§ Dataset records
+ + +
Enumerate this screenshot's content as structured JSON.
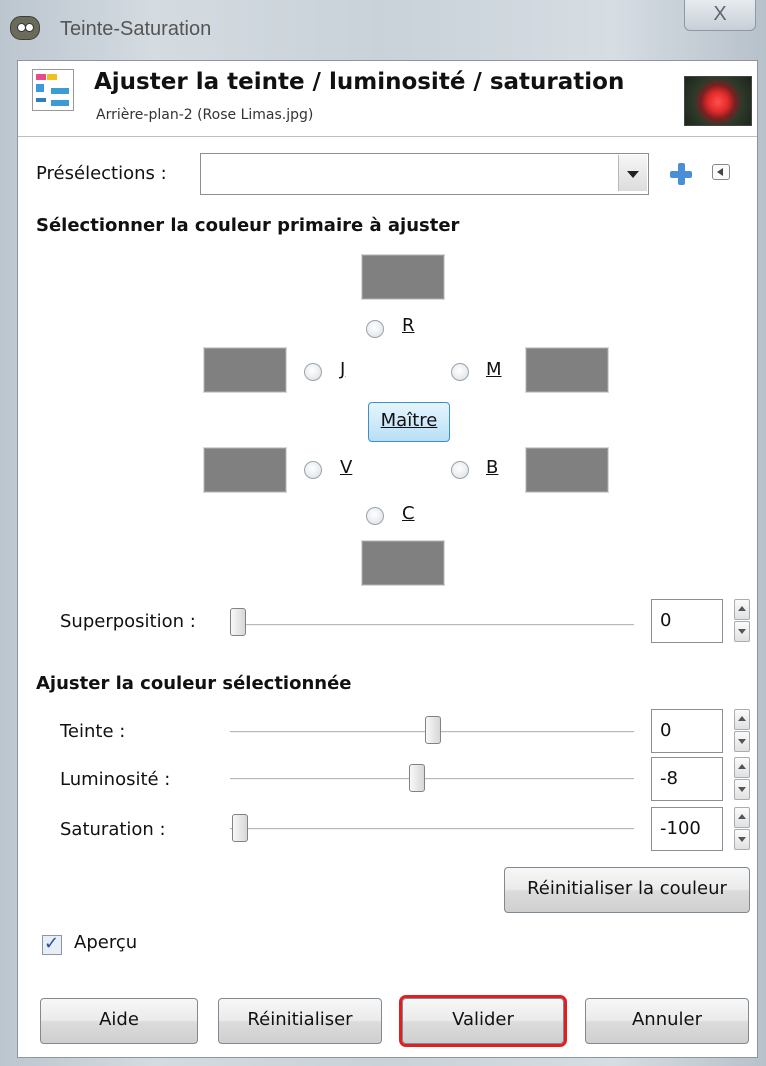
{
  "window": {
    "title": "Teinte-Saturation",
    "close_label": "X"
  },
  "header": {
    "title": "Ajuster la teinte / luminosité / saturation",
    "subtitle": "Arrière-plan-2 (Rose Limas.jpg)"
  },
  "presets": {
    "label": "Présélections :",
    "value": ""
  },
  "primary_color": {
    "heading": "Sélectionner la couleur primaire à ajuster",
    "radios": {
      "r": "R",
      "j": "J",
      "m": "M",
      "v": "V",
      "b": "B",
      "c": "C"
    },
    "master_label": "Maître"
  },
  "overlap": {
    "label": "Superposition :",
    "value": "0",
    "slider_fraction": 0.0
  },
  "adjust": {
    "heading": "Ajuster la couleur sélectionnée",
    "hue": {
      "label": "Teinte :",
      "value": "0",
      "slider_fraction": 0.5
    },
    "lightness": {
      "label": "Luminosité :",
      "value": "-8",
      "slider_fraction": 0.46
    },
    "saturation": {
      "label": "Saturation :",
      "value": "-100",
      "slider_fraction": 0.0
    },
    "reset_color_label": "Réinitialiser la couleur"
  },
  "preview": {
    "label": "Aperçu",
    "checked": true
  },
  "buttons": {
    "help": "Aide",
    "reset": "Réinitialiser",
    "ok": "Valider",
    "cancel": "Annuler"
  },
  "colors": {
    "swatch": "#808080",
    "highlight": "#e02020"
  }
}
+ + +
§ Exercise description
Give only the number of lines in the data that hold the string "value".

§ Task response
5